Residents of Illinois may be interested to know about an international child custody case that entails an international treaty, specifically the Hague Convention treaty. Under the treaty, children involved in a child custody dispute can be protected from being taken to any other country illegally.
The United States Supreme Court has before it a child custody case in which the parents belong to different nations. The father, a military man married to a woman from Scotland, had been posted to the United States, where they filed for a divorce. While deciding the child custody issue, a lower court allowed the mother could return to Scotland with the child, which the mother did within a few hours of the court’s decision. The father appealed in an appellate court, which dismissed the case as moot because the mother had left the county.
The father then appealed to the Supreme Court to decide the case. At an oral argument before the Court, the mother argued that the Supreme Court does not have jurisdiction over the case according to the terms of the Hague Convention. The father argued that the case began in the United States and that almost immediately and well before he could appeal the judgment of the lower federal court, the child was already in Scotland with her mother. Hence, he did not have reasonable time to pursue his case. He also contended that the mother was not fit to get custody.
The judges differ, but in general, the majority seemed to be sympathetic to the father. However, the Supreme Court has yet to decide the issue. The only question the Supreme Court is deciding is whether under international law the father can ask for the temporary return of the child. Normally, state courts finalize child custody cases and determine the best interests of the child.

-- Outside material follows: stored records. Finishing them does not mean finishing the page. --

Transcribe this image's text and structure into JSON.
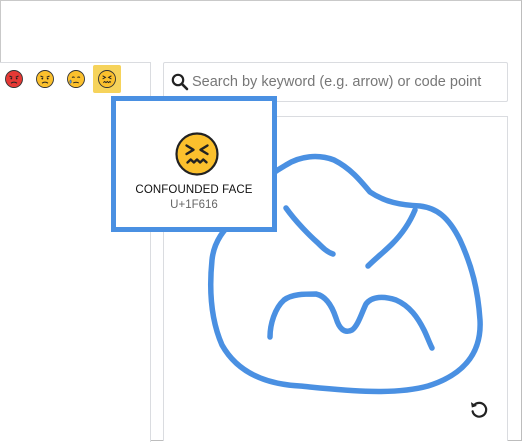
{
  "search": {
    "placeholder": "Search by keyword (e.g. arrow) or code point",
    "value": ""
  },
  "emoji_row": [
    {
      "name": "pouting face",
      "icon": "pouting-face-icon",
      "selected": false
    },
    {
      "name": "angry face",
      "icon": "angry-face-icon",
      "selected": false
    },
    {
      "name": "sad but relieved face",
      "icon": "sad-relieved-face-icon",
      "selected": false
    },
    {
      "name": "confounded face",
      "icon": "confounded-face-icon",
      "selected": true
    }
  ],
  "tooltip": {
    "name": "CONFOUNDED FACE",
    "code": "U+1F616",
    "icon": "confounded-face-icon"
  },
  "canvas": {
    "stroke_color": "#4a90e2",
    "reset_icon": "refresh-icon"
  },
  "colors": {
    "highlight": "#f6d35b",
    "accent_border": "#4a90e2"
  }
}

Whatever the ruling of the Supreme Court turns out to be, it may be considered an important precedent in child custody cases that estranged couples from different countries may find helpful. Because this area of family law is particularly complex, these couples may consider consulting an attorney who can both explain the law and the procedural matters surrounding an international custody battle.
Source: CNN, “Justices divided over international child custody dispute,” Bill Mears, Dec. 5, 2012